The pyrometric cones used by ceramicists can be very useful for checking the temperatures within your kiln. Bullseye have a test described on their website. The Orton cones can provide an alternate means. This process will also test the accuracy of the temperature readings of you controller/output.
You need to place the cones on supports all around the kiln. The cones are placed horizontally on kiln furniture with as much of the thin point extending beyond the edge of the support as possible. Although this is not the traditional recommendation, it is the practice of ceramicists all over. The behaviour of the cones will indicate both the temperature achieved - if you fire them according to instructions - and where the hotter and cooler parts of your kiln are located.
You do need to make visual observations to determine when the cone has matured.
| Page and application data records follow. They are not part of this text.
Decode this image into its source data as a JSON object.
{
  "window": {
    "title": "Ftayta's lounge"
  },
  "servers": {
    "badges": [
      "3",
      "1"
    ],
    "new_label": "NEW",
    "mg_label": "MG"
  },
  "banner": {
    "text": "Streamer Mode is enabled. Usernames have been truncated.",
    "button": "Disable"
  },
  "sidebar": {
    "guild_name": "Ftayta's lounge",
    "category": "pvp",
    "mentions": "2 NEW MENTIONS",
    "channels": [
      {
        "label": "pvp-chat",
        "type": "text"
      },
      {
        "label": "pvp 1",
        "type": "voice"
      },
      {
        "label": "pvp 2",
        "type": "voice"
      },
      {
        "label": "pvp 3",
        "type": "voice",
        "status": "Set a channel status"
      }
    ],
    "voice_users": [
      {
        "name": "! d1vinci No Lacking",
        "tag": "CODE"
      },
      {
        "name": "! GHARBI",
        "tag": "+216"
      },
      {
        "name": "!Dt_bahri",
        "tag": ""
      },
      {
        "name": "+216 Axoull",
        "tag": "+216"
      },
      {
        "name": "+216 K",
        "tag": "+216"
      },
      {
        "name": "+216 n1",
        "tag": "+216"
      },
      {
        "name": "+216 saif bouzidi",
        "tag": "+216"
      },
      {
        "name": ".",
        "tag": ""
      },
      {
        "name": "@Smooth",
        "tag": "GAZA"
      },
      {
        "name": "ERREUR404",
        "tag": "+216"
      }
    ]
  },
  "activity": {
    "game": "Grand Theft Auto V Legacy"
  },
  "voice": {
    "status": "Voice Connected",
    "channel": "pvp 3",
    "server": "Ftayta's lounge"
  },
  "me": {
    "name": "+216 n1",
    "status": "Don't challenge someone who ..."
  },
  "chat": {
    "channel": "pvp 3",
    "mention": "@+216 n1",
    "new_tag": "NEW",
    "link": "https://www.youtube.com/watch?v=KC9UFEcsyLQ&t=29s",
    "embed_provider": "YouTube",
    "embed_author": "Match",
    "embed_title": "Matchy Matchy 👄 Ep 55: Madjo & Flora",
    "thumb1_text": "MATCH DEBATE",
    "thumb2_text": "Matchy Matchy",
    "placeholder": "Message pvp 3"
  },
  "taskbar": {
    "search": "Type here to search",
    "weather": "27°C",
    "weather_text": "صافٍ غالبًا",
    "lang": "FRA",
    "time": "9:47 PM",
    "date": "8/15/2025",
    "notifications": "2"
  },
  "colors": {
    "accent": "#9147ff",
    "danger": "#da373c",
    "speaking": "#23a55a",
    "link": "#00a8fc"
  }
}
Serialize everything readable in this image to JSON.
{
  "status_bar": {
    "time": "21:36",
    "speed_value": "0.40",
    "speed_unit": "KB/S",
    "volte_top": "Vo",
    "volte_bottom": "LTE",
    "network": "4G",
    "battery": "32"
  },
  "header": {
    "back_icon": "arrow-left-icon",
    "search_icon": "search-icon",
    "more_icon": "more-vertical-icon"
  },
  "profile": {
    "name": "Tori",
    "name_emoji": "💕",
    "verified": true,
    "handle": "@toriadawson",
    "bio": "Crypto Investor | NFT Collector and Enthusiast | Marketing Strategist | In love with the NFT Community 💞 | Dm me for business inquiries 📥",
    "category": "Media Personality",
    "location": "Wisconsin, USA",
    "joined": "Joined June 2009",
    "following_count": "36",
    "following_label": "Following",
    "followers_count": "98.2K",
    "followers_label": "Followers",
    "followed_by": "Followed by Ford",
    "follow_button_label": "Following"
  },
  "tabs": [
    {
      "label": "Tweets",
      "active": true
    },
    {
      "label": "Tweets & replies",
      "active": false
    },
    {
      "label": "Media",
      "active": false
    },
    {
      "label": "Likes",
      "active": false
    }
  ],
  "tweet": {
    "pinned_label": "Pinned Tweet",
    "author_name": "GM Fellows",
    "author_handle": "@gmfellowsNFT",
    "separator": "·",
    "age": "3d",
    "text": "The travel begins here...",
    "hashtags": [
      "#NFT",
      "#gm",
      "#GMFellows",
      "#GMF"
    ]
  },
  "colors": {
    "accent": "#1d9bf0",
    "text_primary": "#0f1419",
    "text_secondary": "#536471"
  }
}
So you begin checking about 20C - 15C below the indicated maturing temperature. What you will see is the point of the cone bending down. When the point of the cone is pointing directly down, the maturing temperature has been achieved.
You can now check the temperature that is recorded by your read out. Write that down some where. Switch the kiln off now, if you want to see what temperature differences there are within your kiln. You do not need to do any controlled cooling. When cool enough, you can open the kiln and observe where the temperature has differed, by the extent to which the cones are pointing down. If the cone has completely conformed to the edge of its support, it has been over fired. Those that do not point directly down, have not reached the maturing temperature.
The cone numbers that are useful for kiln forming are 022 - 011. Remember that to achieve the temperatures, the cones must be fired at the indicated rate. Any other firing rates will not give accurate temperatures, as the cones are measuring heat work.
Large Orton Cones fired at the rate of 60C/hr over the last 100C will give the following temperature equivalents:
However if you fire large cones at 150C/hr over the last 100C, you will get the following temperature equivalents:
You of course, get different temperatures for the small cones of the same numbers. The small cones must be fired at 300C/hr over the last 100C.
If you decide to use self supporting cones, the evidence you are looking for is slightly different. In this case, the cone has achieved the heat work when the point is level with the base. If you fire the self supporting cones at 60C/hr for the last 100C you will get the following temperature equivalents:
A wall chart is available from the manufacturer